WHAT THE EXERCISE ASKS:
The whole listing, except its pictures, is to be repeated exactly.

• • • • •

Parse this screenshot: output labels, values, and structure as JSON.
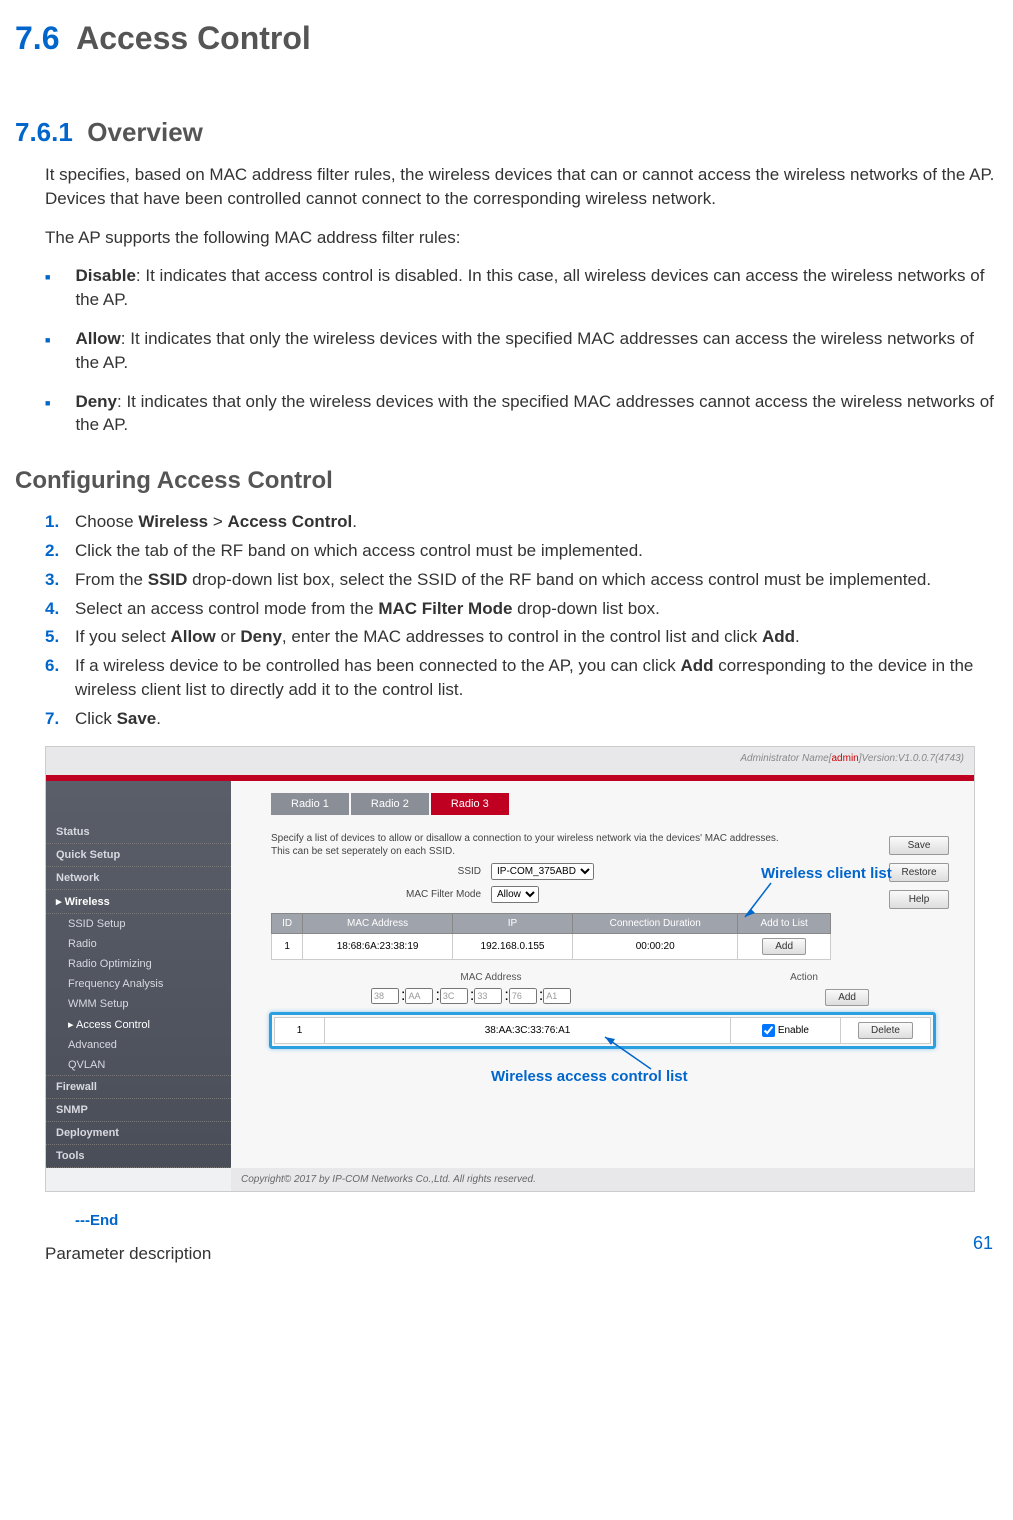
{
  "section": {
    "num": "7.6",
    "title": "Access Control"
  },
  "overview": {
    "num": "7.6.1",
    "title": "Overview",
    "p1": "It specifies, based on MAC address filter rules, the wireless devices that can or cannot access the wireless networks of the AP. Devices that have been controlled cannot connect to the corresponding wireless network.",
    "p2": "The AP supports the following MAC address filter rules:",
    "bullets": [
      {
        "term": "Disable",
        "text": ": It indicates that access control is disabled. In this case, all wireless devices can access the wireless networks of the AP."
      },
      {
        "term": "Allow",
        "text": ": It indicates that only the wireless devices with the specified MAC addresses can access the wireless networks of the AP."
      },
      {
        "term": "Deny",
        "text": ": It indicates that only the wireless devices with the specified MAC addresses cannot access the wireless networks of the AP."
      }
    ]
  },
  "config": {
    "title": "Configuring Access Control",
    "steps": [
      {
        "n": "1.",
        "pre": "Choose ",
        "b1": "Wireless",
        "mid": " > ",
        "b2": "Access Control",
        "post": "."
      },
      {
        "n": "2.",
        "text": "Click the tab of the RF band on which access control must be implemented."
      },
      {
        "n": "3.",
        "pre": "From the ",
        "b1": "SSID",
        "post": " drop-down list box, select the SSID of the RF band on which access control must be implemented."
      },
      {
        "n": "4.",
        "pre": "Select an access control mode from the ",
        "b1": "MAC Filter Mode",
        "post": " drop-down list box."
      },
      {
        "n": "5.",
        "pre": "If you select ",
        "b1": "Allow",
        "mid": " or ",
        "b2": "Deny",
        "post2": ", enter the MAC addresses to control in the control list and click ",
        "b3": "Add",
        "post3": "."
      },
      {
        "n": "6.",
        "pre": "If a wireless device to be controlled has been connected to the AP, you can click ",
        "b1": "Add",
        "post": " corresponding to the device in the wireless client list to directly add it to the control list."
      },
      {
        "n": "7.",
        "pre": "Click ",
        "b1": "Save",
        "post": "."
      }
    ]
  },
  "ss": {
    "topbar_pre": "Administrator Name[",
    "topbar_admin": "admin",
    "topbar_post": "]Version:V1.0.0.7(4743)",
    "nav": [
      "Status",
      "Quick Setup",
      "Network",
      "Wireless",
      "SSID Setup",
      "Radio",
      "Radio Optimizing",
      "Frequency Analysis",
      "WMM Setup",
      "Access Control",
      "Advanced",
      "QVLAN",
      "Firewall",
      "SNMP",
      "Deployment",
      "Tools"
    ],
    "tabs": [
      "Radio 1",
      "Radio 2",
      "Radio 3"
    ],
    "desc1": "Specify a list of devices to allow or disallow a connection to your wireless network via the devices' MAC addresses.",
    "desc2": "This can be set seperately on each SSID.",
    "ssid_label": "SSID",
    "ssid_value": "IP-COM_375ABD",
    "mode_label": "MAC Filter Mode",
    "mode_value": "Allow",
    "client_headers": [
      "ID",
      "MAC Address",
      "IP",
      "Connection Duration",
      "Add to List"
    ],
    "client_row": {
      "id": "1",
      "mac": "18:68:6A:23:38:19",
      "ip": "192.168.0.155",
      "dur": "00:00:20",
      "btn": "Add"
    },
    "mac_header": "MAC Address",
    "action_header": "Action",
    "mac_inputs": [
      "38",
      "AA",
      "3C",
      "33",
      "76",
      "A1"
    ],
    "add_btn": "Add",
    "ctrl_row": {
      "id": "1",
      "mac": "38:AA:3C:33:76:A1",
      "enable": "Enable",
      "btn": "Delete"
    },
    "right_btns": [
      "Save",
      "Restore",
      "Help"
    ],
    "callout1": "Wireless client list",
    "callout2": "Wireless access control list",
    "copyright": "Copyright© 2017 by IP-COM Networks Co.,Ltd. All rights reserved."
  },
  "end": "---End",
  "paramdesc": "Parameter description",
  "pagenum": "61"
}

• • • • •

TASK RESULT:
Parse this screenshot: output labels, values, and structure as JSON.
{
  "section": {
    "num": "7.6",
    "title": "Access Control"
  },
  "overview": {
    "num": "7.6.1",
    "title": "Overview",
    "p1": "It specifies, based on MAC address filter rules, the wireless devices that can or cannot access the wireless networks of the AP. Devices that have been controlled cannot connect to the corresponding wireless network.",
    "p2": "The AP supports the following MAC address filter rules:",
    "bullets": [
      {
        "term": "Disable",
        "text": ": It indicates that access control is disabled. In this case, all wireless devices can access the wireless networks of the AP."
      },
      {
        "term": "Allow",
        "text": ": It indicates that only the wireless devices with the specified MAC addresses can access the wireless networks of the AP."
      },
      {
        "term": "Deny",
        "text": ": It indicates that only the wireless devices with the specified MAC addresses cannot access the wireless networks of the AP."
      }
    ]
  },
  "config": {
    "title": "Configuring Access Control",
    "steps": [
      {
        "n": "1.",
        "pre": "Choose ",
        "b1": "Wireless",
        "mid": " > ",
        "b2": "Access Control",
        "post": "."
      },
      {
        "n": "2.",
        "text": "Click the tab of the RF band on which access control must be implemented."
      },
      {
        "n": "3.",
        "pre": "From the ",
        "b1": "SSID",
        "post": " drop-down list box, select the SSID of the RF band on which access control must be implemented."
      },
      {
        "n": "4.",
        "pre": "Select an access control mode from the ",
        "b1": "MAC Filter Mode",
        "post": " drop-down list box."
      },
      {
        "n": "5.",
        "pre": "If you select ",
        "b1": "Allow",
        "mid": " or ",
        "b2": "Deny",
        "post2": ", enter the MAC addresses to control in the control list and click ",
        "b3": "Add",
        "post3": "."
      },
      {
        "n": "6.",
        "pre": "If a wireless device to be controlled has been connected to the AP, you can click ",
        "b1": "Add",
        "post": " corresponding to the device in the wireless client list to directly add it to the control list."
      },
      {
        "n": "7.",
        "pre": "Click ",
        "b1": "Save",
        "post": "."
      }
    ]
  },
  "ss": {
    "topbar_pre": "Administrator Name[",
    "topbar_admin": "admin",
    "topbar_post": "]Version:V1.0.0.7(4743)",
    "nav": [
      "Status",
      "Quick Setup",
      "Network",
      "Wireless",
      "SSID Setup",
      "Radio",
      "Radio Optimizing",
      "Frequency Analysis",
      "WMM Setup",
      "Access Control",
      "Advanced",
      "QVLAN",
      "Firewall",
      "SNMP",
      "Deployment",
      "Tools"
    ],
    "tabs": [
      "Radio 1",
      "Radio 2",
      "Radio 3"
    ],
    "desc1": "Specify a list of devices to allow or disallow a connection to your wireless network via the devices' MAC addresses.",
    "desc2": "This can be set seperately on each SSID.",
    "ssid_label": "SSID",
    "ssid_value": "IP-COM_375ABD",
    "mode_label": "MAC Filter Mode",
    "mode_value": "Allow",
    "client_headers": [
      "ID",
      "MAC Address",
      "IP",
      "Connection Duration",
      "Add to List"
    ],
    "client_row": {
      "id": "1",
      "mac": "18:68:6A:23:38:19",
      "ip": "192.168.0.155",
      "dur": "00:00:20",
      "btn": "Add"
    },
    "mac_header": "MAC Address",
    "action_header": "Action",
    "mac_inputs": [
      "38",
      "AA",
      "3C",
      "33",
      "76",
      "A1"
    ],
    "add_btn": "Add",
    "ctrl_row": {
      "id": "1",
      "mac": "38:AA:3C:33:76:A1",
      "enable": "Enable",
      "btn": "Delete"
    },
    "right_btns": [
      "Save",
      "Restore",
      "Help"
    ],
    "callout1": "Wireless client list",
    "callout2": "Wireless access control list",
    "copyright": "Copyright© 2017 by IP-COM Networks Co.,Ltd. All rights reserved."
  },
  "end": "---End",
  "paramdesc": "Parameter description",
  "pagenum": "61"
}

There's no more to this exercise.